(Work to be completed): Copies of all lines that contain "name" are needed; take them from the data below.

(Records for this exercise):
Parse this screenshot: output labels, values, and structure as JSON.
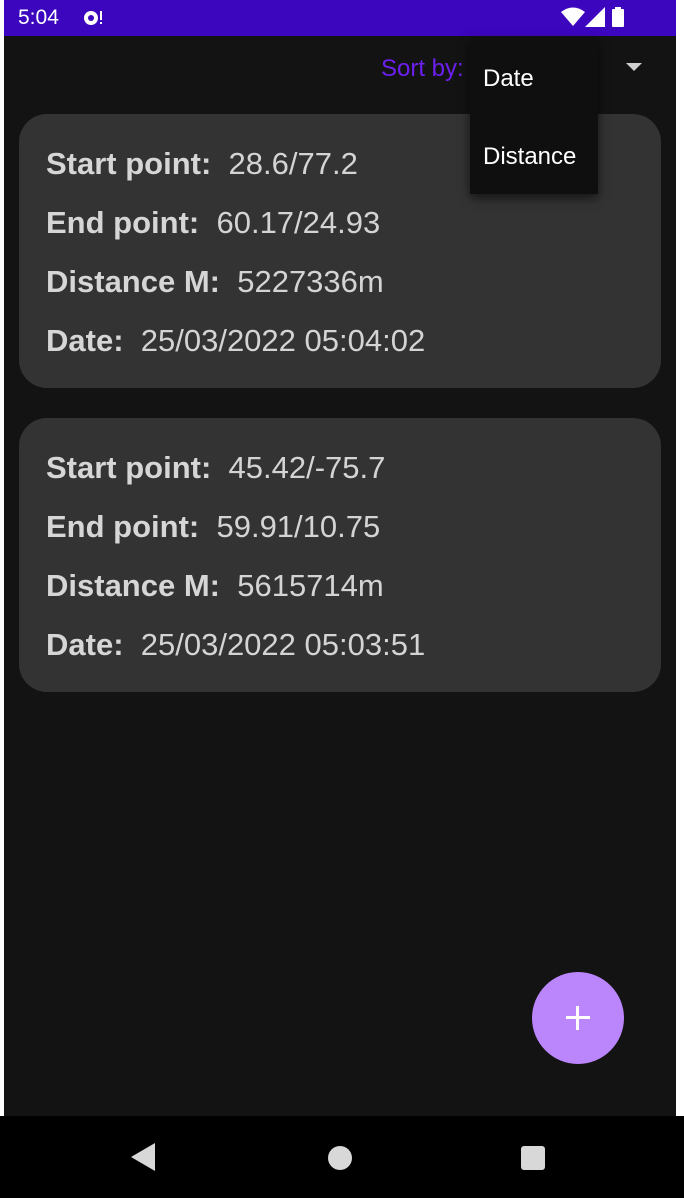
{
  "status_bar": {
    "time": "5:04",
    "icons": [
      "notification-icon",
      "wifi-icon",
      "signal-icon",
      "battery-icon"
    ]
  },
  "sort": {
    "label": "Sort by:",
    "options": [
      "Date",
      "Distance"
    ]
  },
  "cards": [
    {
      "start_label": "Start point:",
      "start_value": "28.6/77.2",
      "end_label": "End point:",
      "end_value": "60.17/24.93",
      "distance_label": "Distance M:",
      "distance_value": "5227336m",
      "date_label": "Date:",
      "date_value": "25/03/2022 05:04:02"
    },
    {
      "start_label": "Start point:",
      "start_value": "45.42/-75.7",
      "end_label": "End point:",
      "end_value": "59.91/10.75",
      "distance_label": "Distance M:",
      "distance_value": "5615714m",
      "date_label": "Date:",
      "date_value": "25/03/2022 05:03:51"
    }
  ],
  "fab": {
    "icon": "plus-icon"
  },
  "nav": {
    "icons": [
      "back-icon",
      "home-icon",
      "recents-icon"
    ]
  },
  "colors": {
    "status_bar": "#3c05be",
    "background": "#131313",
    "card": "#333333",
    "sort_label": "#6d1ff0",
    "fab": "#bb86fc"
  }
}
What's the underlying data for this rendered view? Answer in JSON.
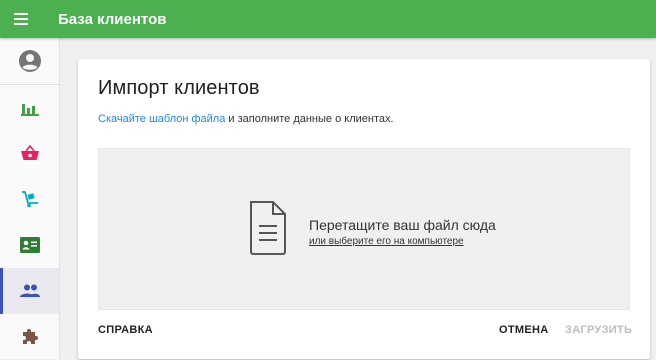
{
  "appbar": {
    "title": "База клиентов",
    "menu_icon": "hamburger-menu-icon",
    "color": "#4caf50"
  },
  "sidebar": {
    "items": [
      {
        "name": "account",
        "icon": "account-circle-icon",
        "color": "#757575",
        "active": false
      },
      {
        "name": "statistics",
        "icon": "bar-chart-icon",
        "color": "#43a047",
        "active": false
      },
      {
        "name": "orders",
        "icon": "shopping-basket-icon",
        "color": "#e91e63",
        "active": false
      },
      {
        "name": "delivery",
        "icon": "hand-truck-icon",
        "color": "#00acc1",
        "active": false
      },
      {
        "name": "contacts",
        "icon": "contact-card-icon",
        "color": "#2e7d32",
        "active": false
      },
      {
        "name": "clients",
        "icon": "people-icon",
        "color": "#3f51b5",
        "active": true
      },
      {
        "name": "extensions",
        "icon": "puzzle-icon",
        "color": "#795548",
        "active": false
      }
    ]
  },
  "card": {
    "title": "Импорт клиентов",
    "template_link": "Скачайте шаблон файла",
    "subtitle_rest": " и заполните данные о клиентах.",
    "dropzone": {
      "main": "Перетащите ваш файл сюда",
      "link": "или выберите его на компьютере",
      "icon": "document-icon"
    },
    "actions": {
      "help": "СПРАВКА",
      "cancel": "ОТМЕНА",
      "upload": "ЗАГРУЗИТЬ"
    }
  }
}
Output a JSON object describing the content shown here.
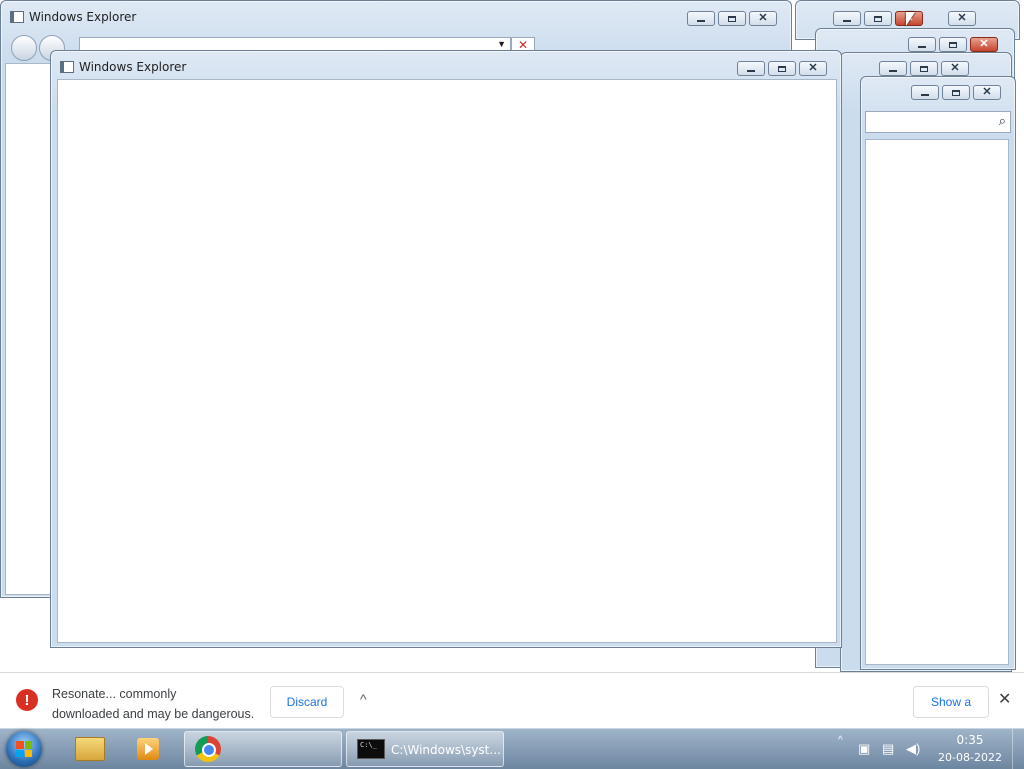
{
  "windows": {
    "back_title": "Windows Explorer",
    "front_title": "Windows Explorer"
  },
  "download_bar": {
    "message_line1": "Resonate... commonly",
    "message_line2": "downloaded and may be dangerous.",
    "discard_label": "Discard",
    "show_all_label": "Show a"
  },
  "taskbar": {
    "cmd_label": "C:\\Windows\\syst...",
    "clock_time": "0:35",
    "clock_date": "20-08-2022"
  },
  "icons": {
    "start": "start-orb-icon",
    "explorer": "folder-icon",
    "media": "media-player-icon",
    "chrome": "chrome-icon",
    "cmd": "cmd-icon"
  }
}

(Response area):
        "name": "account",
        "name": "statistics",
        "name": "orders",
        "name": "delivery",
        "name": "contacts",
        "name": "clients",
        "name": "extensions",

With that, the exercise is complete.